> **REQUIREMENT**: The expected output is a copy of every line in the records with the string "name".

> **App and web page records**:

----

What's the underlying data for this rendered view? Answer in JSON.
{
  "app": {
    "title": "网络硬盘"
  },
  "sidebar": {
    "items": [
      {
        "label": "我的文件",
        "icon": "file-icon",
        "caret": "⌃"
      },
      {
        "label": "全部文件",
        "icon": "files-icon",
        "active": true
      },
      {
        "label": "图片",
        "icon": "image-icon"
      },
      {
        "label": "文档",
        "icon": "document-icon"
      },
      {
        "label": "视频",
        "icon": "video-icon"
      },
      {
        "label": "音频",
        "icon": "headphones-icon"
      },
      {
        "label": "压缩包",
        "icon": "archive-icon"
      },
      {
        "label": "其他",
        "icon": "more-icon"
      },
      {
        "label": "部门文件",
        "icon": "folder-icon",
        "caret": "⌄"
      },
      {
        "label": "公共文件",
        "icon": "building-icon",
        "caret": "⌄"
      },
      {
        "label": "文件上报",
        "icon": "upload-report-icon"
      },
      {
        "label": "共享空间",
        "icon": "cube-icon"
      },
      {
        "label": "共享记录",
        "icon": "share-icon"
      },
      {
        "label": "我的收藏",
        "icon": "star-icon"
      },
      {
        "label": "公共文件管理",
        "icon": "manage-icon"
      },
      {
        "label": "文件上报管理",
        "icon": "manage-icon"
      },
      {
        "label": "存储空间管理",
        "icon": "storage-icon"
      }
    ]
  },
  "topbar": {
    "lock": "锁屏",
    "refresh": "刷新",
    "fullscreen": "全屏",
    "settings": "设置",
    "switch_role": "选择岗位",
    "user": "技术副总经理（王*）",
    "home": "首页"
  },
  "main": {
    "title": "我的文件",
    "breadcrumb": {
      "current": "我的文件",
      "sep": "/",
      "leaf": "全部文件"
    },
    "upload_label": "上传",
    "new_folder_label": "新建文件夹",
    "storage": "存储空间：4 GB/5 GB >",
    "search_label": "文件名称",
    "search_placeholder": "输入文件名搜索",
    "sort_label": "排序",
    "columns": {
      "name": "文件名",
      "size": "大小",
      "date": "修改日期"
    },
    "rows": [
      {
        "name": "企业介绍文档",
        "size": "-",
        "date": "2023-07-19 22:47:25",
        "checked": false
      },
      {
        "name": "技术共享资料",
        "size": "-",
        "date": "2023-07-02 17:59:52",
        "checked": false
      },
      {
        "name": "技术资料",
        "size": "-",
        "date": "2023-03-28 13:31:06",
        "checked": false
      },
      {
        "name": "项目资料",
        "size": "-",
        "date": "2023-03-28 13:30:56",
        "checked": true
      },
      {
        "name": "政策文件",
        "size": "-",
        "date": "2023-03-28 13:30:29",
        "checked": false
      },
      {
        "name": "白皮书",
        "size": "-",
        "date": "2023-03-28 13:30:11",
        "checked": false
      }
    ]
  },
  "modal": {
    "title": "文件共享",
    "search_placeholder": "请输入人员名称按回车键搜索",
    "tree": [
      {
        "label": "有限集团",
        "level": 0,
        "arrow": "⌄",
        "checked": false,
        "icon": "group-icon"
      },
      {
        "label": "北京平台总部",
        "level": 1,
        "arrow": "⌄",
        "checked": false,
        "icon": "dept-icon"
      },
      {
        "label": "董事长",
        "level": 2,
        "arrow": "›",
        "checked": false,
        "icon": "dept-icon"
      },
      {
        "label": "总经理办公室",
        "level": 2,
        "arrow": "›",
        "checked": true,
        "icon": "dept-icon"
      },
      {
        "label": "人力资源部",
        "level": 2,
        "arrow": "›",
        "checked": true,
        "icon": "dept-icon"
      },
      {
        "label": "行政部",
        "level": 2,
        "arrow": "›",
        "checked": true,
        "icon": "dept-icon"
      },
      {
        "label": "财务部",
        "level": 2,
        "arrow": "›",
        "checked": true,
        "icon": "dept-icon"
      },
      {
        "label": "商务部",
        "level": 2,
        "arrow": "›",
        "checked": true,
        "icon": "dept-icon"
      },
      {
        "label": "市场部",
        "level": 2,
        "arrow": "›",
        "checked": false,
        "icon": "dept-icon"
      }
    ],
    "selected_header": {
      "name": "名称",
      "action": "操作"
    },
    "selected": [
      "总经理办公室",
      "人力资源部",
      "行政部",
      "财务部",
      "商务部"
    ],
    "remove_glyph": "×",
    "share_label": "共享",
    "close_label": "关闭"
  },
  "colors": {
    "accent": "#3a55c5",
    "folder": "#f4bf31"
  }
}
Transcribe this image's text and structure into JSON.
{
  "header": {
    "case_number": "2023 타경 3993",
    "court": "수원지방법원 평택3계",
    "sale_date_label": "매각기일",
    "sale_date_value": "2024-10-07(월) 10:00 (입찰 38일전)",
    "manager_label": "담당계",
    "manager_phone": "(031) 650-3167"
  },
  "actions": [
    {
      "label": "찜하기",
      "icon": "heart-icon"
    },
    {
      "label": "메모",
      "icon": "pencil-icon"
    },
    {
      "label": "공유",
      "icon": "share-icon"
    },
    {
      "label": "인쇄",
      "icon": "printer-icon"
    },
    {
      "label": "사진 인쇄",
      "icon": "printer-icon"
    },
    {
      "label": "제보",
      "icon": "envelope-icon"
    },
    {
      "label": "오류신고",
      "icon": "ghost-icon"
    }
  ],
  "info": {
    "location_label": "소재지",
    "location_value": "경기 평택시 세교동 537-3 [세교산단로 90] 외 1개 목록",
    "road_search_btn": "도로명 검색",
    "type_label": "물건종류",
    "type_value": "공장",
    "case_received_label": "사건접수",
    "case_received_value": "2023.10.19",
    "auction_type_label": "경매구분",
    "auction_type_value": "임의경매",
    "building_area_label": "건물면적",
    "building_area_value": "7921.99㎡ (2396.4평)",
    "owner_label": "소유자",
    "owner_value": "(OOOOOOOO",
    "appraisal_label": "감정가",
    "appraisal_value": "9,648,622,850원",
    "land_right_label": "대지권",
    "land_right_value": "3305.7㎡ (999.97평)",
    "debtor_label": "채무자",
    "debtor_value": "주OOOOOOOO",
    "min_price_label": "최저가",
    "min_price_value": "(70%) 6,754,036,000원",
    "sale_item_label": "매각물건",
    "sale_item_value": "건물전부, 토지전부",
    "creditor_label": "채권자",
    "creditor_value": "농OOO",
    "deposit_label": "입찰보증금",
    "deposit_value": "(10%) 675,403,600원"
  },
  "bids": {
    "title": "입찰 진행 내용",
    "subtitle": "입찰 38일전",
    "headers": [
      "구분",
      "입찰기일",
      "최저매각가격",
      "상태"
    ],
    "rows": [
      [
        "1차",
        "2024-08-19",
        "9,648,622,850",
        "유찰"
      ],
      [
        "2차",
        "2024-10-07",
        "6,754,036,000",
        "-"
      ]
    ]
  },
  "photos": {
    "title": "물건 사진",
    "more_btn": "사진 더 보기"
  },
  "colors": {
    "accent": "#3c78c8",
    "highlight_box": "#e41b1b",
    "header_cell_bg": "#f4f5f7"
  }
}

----

> **YOUR RESPONSE**:
      "name": "文件名",
        "name": "企业介绍文档",
        "name": "技术共享资料",
        "name": "技术资料",
        "name": "项目资料",
        "name": "政策文件",
        "name": "白皮书",
      "name": "名称",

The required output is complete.